Disagreements over the seriousness of President Trump’s phone call with the president of Ukraine on July 25 are acceptable, as are disagreements over whether testimony heard in closed-door and open hearings should be believed or dismissed. However, painting the impeachment investigation as a coup is way out of bounds. Republican representatives should stop saying it.
Impeachment is included in the Constitution. The House of Representatives has the power to impeach and to investigate actions that might be impeachable. The rules of the House put the majority party in charge of the process. It is not a judicial proceeding. It is a political process.
But Republicans are not willing to watch this constitutional process play out.
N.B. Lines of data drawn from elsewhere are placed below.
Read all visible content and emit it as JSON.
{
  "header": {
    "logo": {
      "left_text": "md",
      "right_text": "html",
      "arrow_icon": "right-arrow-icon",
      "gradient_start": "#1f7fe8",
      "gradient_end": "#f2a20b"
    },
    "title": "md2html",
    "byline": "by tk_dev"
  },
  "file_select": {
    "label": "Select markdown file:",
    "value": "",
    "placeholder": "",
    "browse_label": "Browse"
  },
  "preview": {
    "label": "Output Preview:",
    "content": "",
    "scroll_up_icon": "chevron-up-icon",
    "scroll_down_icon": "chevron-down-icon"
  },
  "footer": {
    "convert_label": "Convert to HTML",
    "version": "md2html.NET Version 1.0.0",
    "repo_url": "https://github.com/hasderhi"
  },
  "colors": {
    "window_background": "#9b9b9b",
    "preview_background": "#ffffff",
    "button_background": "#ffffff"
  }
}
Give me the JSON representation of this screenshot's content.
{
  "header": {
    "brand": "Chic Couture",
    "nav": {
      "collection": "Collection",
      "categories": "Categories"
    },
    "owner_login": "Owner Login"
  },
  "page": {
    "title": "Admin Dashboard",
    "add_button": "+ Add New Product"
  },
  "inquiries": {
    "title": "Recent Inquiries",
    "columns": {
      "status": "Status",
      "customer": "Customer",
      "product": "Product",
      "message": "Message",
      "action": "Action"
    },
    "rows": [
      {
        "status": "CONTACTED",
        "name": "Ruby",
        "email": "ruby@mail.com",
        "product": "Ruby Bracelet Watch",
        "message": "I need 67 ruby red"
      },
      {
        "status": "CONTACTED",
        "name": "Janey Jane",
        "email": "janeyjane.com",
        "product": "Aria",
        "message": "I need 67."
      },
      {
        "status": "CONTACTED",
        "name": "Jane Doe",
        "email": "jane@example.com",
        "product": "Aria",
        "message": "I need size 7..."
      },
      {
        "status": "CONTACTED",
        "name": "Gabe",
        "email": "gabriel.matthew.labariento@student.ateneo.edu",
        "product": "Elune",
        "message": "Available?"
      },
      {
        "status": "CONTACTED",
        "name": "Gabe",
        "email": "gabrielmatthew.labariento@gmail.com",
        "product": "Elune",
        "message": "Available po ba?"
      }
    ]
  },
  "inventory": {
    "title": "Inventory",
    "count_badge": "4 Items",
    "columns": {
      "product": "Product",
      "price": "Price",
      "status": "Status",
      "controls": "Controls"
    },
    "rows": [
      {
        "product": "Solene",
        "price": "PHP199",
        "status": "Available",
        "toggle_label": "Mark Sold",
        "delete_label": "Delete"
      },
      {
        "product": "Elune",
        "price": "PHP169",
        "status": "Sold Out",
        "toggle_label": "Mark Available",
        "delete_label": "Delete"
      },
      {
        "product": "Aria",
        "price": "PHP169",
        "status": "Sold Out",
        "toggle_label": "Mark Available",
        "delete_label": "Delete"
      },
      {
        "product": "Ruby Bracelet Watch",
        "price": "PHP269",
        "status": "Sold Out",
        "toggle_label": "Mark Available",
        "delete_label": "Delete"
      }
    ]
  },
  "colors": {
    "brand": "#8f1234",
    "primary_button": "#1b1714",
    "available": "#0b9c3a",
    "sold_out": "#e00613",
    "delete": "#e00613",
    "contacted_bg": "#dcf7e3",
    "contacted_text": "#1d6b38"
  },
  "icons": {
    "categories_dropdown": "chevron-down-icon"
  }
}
If they were confident that objective observers would see the president’s actions as innocent, then their aggressive tactics wouldn’t be needed.
Democrats complained of partisanship when a Republican House of Representatives charged and then impeached President Bill Clinton. They claimed lying about sex didn’t rise to the level of a high crime.
They never hinted at the idea that the Republicans were staging a coup. This is the language of a party and political process in which winning at all costs has become more important than protecting the legitimacy of a democratic process.
Waiting until next fall’s election to see if the American people are willing to continue Donald Trump’s presidency would have been easier and more politically expedient. Democrats likely would prefer to focus on raising money, developing campaign strategies, picking a candidate and selling their messages to the voters than on endless hours of testimony.
But avoiding an impeachment investigation would have amounted to assenting to the highjacking of American foreign policy. It would have amounted to throwing a struggling independent democratic Ukraine under the bus, leaving it to the tender mercies of Russian President Vladimir Putin.
Congressional Republicans, while charging the Democrats with attempting a coup, are also willing to smear long-serving diplomats and members of the U.S. military. Among them is Lt. Col. Alexander Vindman, the son of a Russian immigrant. He had to reassure his father that speaking up would not physically endanger him or his family.
“Dad, I’m sitting here today in the U.S. Capitol talking to our elected professionals is (sic) proof you made the right decision. Do not worry. I will be fine for telling the truth.”
In the face of that kind of commitment and courage, giving anything less than full and respectful consideration to the impeachment investigation now underway is shameful.